• [Task instructions]
Your job is to return every line of the listing holding the string "động".

= = = = =

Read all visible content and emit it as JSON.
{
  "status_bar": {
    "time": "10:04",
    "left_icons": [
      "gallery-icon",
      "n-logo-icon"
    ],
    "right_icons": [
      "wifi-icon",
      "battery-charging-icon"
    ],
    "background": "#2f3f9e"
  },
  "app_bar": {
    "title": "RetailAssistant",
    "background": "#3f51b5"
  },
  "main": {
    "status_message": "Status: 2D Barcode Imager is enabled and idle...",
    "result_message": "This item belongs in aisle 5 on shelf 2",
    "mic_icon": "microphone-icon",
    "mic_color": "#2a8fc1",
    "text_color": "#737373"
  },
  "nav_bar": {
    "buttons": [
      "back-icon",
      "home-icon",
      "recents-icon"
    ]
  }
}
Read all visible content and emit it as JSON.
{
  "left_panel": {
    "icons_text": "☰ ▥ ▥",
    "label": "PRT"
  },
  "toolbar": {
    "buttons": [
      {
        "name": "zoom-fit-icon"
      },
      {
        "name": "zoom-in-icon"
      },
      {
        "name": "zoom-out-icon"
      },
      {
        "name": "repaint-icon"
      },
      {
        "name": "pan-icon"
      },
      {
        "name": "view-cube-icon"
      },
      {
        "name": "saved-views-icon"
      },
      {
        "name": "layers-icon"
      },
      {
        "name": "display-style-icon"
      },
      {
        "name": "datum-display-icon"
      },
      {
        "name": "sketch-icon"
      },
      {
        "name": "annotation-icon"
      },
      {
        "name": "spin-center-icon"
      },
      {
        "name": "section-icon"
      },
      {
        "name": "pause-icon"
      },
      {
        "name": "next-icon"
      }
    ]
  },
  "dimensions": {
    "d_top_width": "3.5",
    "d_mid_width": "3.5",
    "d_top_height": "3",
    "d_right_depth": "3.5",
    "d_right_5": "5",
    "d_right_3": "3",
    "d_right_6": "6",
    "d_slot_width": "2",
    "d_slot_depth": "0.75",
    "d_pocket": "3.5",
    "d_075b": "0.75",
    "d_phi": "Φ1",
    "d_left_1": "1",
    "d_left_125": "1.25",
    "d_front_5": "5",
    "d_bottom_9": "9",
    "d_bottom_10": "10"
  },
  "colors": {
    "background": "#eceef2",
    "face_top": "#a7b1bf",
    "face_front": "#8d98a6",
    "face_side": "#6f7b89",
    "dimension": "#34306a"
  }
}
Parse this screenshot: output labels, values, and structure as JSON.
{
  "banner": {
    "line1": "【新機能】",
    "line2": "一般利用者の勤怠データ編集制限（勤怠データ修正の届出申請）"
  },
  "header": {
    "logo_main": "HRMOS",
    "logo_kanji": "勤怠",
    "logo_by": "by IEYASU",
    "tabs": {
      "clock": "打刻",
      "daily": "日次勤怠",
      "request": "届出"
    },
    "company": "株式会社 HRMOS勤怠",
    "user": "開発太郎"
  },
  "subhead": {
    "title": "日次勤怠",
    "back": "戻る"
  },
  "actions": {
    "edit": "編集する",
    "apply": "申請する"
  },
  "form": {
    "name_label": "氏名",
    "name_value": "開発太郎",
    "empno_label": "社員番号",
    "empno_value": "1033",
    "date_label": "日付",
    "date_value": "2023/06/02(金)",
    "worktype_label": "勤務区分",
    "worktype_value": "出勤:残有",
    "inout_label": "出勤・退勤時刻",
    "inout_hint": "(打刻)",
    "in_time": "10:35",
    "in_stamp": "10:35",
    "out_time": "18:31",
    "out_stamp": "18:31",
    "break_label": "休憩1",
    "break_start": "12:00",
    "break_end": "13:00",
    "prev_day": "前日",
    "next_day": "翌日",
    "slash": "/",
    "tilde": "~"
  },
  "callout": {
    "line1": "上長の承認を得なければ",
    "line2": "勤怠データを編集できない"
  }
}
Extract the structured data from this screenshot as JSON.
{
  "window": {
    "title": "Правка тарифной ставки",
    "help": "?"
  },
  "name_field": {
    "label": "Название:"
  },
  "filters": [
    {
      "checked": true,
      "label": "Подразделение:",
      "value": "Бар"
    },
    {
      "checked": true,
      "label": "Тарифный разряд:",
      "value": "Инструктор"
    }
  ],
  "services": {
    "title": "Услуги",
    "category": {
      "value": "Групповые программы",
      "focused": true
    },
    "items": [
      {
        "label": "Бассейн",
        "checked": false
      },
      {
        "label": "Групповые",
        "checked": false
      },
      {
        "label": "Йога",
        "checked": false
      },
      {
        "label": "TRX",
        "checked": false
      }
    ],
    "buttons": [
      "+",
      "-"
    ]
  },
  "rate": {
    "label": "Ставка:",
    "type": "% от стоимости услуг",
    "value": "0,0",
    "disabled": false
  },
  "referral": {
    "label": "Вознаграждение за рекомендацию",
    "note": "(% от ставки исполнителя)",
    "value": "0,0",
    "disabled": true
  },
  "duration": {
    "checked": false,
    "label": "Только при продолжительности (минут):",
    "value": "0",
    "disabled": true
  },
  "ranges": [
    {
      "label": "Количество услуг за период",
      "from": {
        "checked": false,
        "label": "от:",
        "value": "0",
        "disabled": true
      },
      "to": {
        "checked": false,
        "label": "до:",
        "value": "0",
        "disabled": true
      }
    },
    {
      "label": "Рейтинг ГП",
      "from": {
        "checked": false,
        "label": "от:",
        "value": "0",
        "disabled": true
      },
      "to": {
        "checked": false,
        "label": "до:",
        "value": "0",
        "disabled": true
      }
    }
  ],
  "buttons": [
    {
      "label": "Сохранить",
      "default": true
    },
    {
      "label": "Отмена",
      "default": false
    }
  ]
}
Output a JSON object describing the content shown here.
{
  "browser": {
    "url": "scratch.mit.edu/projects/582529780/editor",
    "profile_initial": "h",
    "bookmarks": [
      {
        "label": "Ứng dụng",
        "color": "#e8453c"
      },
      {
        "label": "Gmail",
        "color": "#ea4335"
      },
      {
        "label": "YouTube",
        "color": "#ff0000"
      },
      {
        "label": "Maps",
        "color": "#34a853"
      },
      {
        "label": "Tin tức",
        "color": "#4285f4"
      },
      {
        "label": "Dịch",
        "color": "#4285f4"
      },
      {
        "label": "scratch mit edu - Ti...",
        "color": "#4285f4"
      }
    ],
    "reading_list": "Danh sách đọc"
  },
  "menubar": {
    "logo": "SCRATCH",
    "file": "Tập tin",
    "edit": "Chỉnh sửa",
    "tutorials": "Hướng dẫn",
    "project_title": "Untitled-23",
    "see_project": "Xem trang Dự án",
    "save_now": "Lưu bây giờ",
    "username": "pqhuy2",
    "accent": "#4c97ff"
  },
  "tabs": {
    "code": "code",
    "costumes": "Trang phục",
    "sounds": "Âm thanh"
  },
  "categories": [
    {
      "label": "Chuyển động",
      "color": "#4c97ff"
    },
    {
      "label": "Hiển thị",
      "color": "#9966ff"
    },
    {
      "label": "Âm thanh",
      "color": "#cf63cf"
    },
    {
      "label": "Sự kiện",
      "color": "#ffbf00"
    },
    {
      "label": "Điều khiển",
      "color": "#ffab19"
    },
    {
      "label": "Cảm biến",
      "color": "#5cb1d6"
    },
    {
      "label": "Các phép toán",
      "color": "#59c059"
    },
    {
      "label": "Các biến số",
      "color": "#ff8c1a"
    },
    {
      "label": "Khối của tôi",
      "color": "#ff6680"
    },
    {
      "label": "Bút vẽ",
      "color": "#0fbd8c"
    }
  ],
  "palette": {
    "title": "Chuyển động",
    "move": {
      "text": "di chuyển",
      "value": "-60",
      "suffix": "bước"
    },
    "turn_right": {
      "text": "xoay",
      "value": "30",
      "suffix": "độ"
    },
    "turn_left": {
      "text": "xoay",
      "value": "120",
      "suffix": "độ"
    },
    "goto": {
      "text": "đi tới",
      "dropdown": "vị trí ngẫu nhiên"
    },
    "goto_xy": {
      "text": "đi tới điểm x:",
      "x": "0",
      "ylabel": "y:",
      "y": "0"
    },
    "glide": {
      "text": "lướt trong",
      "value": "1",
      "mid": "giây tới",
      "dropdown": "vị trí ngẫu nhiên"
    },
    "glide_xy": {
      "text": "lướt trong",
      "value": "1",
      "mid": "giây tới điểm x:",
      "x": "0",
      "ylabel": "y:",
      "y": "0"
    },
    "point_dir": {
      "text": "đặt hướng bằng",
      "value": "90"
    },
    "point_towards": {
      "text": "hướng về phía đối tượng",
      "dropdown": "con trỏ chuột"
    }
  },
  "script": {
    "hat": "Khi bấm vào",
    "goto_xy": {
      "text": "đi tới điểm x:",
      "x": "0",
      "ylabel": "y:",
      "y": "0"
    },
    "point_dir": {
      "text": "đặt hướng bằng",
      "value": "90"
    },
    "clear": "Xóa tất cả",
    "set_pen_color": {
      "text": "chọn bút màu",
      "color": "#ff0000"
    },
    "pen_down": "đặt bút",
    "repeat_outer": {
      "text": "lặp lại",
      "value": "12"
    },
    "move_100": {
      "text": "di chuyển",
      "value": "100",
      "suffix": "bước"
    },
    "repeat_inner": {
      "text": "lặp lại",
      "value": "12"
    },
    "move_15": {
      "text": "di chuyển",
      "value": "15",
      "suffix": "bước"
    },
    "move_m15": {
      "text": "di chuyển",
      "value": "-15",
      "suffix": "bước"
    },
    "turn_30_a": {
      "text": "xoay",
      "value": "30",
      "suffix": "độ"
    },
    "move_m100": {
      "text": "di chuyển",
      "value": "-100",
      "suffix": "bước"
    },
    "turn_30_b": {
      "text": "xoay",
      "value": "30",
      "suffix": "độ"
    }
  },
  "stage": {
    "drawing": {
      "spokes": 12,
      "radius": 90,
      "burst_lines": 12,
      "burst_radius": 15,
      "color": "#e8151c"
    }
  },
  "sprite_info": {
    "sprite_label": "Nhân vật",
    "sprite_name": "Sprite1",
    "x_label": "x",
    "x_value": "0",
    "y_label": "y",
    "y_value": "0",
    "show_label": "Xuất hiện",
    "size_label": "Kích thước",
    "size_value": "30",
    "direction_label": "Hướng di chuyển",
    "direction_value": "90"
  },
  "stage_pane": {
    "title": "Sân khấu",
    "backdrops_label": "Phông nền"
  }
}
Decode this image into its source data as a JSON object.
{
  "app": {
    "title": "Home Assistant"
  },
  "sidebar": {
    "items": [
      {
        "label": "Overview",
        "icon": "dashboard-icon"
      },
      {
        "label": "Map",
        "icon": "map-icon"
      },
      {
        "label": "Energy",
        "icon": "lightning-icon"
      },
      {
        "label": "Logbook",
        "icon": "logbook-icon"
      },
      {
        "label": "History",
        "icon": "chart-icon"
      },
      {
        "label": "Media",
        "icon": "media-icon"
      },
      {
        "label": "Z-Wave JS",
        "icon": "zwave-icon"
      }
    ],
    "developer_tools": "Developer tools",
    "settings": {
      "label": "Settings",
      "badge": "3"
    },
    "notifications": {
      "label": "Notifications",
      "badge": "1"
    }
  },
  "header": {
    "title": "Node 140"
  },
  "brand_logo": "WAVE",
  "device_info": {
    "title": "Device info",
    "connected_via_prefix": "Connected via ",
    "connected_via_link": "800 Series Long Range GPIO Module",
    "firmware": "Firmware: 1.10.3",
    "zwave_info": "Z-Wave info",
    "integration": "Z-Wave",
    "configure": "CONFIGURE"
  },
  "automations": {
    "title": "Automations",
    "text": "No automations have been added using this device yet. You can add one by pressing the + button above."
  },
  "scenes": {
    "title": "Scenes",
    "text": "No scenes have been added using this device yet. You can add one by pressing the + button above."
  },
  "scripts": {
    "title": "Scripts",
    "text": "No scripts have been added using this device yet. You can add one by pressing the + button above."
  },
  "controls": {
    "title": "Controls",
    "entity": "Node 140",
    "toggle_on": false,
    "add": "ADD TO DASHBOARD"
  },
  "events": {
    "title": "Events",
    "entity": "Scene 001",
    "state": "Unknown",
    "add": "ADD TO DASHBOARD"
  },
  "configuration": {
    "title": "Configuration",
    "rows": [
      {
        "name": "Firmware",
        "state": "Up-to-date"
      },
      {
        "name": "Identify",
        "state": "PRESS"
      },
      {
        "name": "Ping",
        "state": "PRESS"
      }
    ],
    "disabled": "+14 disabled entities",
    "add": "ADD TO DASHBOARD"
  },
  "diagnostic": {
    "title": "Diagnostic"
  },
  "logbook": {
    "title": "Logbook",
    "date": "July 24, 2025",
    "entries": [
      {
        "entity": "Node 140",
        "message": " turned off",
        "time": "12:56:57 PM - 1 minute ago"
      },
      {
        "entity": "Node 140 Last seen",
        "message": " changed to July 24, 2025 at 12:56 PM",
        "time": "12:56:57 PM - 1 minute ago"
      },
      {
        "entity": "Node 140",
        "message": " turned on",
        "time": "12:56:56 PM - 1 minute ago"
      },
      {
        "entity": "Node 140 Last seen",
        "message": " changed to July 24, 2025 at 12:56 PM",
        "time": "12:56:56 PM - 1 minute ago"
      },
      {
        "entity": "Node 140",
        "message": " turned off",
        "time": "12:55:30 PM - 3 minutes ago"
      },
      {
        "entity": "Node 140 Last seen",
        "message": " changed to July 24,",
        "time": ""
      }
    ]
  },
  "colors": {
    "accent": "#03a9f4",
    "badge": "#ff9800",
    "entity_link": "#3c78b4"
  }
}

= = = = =

• [Written answer]
      "label": "Chuyển động",
    "title": "Chuyển động",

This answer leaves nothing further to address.